Excerpts from an interface dataset
+ + + + +

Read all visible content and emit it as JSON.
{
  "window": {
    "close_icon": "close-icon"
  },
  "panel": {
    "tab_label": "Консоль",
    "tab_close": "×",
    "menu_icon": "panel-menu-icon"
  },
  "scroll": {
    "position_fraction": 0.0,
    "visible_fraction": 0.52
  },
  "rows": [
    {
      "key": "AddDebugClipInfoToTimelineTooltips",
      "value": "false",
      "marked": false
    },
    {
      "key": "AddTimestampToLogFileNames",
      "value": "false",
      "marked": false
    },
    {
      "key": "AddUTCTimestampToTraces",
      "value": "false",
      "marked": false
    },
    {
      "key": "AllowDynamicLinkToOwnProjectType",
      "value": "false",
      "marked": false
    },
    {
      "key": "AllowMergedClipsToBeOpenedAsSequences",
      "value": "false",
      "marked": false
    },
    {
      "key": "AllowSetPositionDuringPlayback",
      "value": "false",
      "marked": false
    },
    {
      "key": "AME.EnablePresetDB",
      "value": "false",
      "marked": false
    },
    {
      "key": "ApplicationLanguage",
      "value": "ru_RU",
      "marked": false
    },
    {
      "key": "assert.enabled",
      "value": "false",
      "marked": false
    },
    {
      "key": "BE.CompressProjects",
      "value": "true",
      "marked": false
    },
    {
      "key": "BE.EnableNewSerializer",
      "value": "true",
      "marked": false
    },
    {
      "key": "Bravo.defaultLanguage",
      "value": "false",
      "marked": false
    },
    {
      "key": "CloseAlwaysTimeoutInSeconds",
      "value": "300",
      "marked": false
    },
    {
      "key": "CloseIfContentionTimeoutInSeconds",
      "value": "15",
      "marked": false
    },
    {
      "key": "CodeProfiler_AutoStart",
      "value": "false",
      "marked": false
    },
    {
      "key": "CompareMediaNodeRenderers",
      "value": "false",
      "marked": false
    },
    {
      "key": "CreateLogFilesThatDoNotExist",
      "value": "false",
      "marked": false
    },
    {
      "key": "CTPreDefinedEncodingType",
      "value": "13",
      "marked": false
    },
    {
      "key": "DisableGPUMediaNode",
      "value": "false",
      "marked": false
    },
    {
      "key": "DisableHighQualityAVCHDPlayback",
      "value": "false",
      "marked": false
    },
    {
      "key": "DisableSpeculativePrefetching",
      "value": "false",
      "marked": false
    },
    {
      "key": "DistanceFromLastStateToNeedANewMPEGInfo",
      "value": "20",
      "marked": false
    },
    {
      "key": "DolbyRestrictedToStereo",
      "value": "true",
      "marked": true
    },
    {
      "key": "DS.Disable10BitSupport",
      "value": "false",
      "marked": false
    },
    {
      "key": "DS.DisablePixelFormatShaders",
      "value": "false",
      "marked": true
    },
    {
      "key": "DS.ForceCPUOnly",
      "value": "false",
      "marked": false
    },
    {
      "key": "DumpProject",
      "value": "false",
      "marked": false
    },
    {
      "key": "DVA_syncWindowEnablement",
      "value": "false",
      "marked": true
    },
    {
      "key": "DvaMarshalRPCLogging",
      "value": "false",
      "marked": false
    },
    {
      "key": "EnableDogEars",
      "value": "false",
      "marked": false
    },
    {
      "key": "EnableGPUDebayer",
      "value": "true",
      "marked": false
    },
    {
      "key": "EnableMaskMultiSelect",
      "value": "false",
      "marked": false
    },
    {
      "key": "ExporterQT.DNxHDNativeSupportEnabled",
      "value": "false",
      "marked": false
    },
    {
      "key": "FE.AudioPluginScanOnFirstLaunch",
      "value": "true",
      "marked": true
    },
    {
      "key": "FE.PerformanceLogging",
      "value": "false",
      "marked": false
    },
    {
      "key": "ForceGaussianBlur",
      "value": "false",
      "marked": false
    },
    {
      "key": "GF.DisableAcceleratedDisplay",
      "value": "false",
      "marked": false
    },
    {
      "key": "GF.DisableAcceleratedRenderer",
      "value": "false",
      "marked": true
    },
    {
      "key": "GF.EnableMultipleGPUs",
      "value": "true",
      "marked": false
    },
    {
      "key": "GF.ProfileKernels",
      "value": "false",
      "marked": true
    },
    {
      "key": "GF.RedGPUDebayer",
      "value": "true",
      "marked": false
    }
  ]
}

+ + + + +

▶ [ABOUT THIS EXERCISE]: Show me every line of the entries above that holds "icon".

▶ [ANSWER TO THIS PROBLEM]:
    "close_icon": "close-icon"
    "menu_icon": "panel-menu-icon"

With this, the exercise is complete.